Given their charge and mass, as soon as you start accelerating particles around a loop with a given magnetic field to deflect them, only particles with the correct mass/charge ratio survive. In effect you have built a giant mass spectrometer - other isotopes of hydrogen are too heavy, and the Lorentz forces are insufficient to deflect them down the tunnel.
As was pointed out by @DMcKee, the process of extracting the protons includes bends in the injector - any particles with the wrong Q/m ratio will be eliminated there, before making it into the main accelerator. You can see that in this diagram (from https://lhc-machine-outreach.web.cern.ch/lhc-machine-outreach/images/complex/Cern-complex.gif)

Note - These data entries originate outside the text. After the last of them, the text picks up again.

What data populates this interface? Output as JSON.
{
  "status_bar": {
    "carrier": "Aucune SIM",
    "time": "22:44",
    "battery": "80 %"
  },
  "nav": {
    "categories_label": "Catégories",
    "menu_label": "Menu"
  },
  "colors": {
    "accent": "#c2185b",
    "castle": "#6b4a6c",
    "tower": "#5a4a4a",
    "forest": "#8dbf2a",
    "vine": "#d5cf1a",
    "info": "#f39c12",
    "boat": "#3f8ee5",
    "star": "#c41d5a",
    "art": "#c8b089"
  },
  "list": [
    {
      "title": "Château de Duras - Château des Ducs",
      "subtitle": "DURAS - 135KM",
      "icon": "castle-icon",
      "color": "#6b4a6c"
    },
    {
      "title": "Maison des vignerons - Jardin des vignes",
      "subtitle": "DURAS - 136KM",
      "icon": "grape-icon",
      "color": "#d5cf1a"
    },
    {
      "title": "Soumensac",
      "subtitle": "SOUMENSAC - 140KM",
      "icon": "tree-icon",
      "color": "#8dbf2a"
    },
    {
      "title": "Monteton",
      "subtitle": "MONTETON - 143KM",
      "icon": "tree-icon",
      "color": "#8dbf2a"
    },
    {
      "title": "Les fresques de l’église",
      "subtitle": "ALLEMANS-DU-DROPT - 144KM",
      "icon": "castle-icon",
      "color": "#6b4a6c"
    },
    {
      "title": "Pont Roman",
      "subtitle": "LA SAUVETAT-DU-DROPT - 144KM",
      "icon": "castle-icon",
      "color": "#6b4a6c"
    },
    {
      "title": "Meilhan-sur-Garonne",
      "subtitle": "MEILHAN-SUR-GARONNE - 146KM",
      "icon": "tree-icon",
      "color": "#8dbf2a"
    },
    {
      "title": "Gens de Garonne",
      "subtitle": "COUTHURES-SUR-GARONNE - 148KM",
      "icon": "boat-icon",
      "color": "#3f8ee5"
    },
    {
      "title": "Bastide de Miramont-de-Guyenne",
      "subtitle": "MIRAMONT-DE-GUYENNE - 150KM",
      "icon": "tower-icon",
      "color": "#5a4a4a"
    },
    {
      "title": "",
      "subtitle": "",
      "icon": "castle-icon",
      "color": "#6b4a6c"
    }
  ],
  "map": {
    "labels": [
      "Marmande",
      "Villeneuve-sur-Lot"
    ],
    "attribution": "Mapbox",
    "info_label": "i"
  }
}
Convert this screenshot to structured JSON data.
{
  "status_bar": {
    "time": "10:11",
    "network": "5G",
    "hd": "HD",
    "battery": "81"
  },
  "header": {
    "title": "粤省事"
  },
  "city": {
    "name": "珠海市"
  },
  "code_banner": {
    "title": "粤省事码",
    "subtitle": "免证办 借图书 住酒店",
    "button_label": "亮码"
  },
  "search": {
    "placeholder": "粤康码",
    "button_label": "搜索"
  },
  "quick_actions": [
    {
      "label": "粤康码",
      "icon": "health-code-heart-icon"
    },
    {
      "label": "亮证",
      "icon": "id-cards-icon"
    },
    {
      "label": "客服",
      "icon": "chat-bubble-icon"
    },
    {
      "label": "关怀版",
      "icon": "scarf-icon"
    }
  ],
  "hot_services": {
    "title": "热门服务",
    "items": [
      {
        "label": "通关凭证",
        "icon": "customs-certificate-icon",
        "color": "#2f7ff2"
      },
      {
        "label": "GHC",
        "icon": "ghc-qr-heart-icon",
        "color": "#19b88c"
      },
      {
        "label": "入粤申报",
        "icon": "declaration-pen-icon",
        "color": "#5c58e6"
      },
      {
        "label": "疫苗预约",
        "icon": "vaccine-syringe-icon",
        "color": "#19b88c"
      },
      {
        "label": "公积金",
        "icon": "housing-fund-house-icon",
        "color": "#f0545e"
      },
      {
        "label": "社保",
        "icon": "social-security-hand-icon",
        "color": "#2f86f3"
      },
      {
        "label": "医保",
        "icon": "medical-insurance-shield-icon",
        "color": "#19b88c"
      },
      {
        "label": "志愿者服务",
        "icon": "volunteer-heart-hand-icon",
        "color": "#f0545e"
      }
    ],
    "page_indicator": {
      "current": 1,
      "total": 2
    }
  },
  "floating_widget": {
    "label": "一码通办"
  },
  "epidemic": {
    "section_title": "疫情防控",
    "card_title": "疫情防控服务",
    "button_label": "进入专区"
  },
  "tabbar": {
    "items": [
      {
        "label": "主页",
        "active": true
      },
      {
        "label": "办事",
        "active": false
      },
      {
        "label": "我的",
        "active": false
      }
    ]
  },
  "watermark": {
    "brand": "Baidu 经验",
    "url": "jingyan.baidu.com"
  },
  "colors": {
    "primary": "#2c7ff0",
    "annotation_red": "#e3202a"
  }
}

An of course the first part of the acceleration happens in a LINAC. Although it is a straight line, it selects for the right particles as the RF frequency (and the spacing of the acceleration stages) is tuned for a specific Q/m ratio. So anything that is not a proton will almost certainly never make it to the first bend - anything that did, would "skid out" at that point.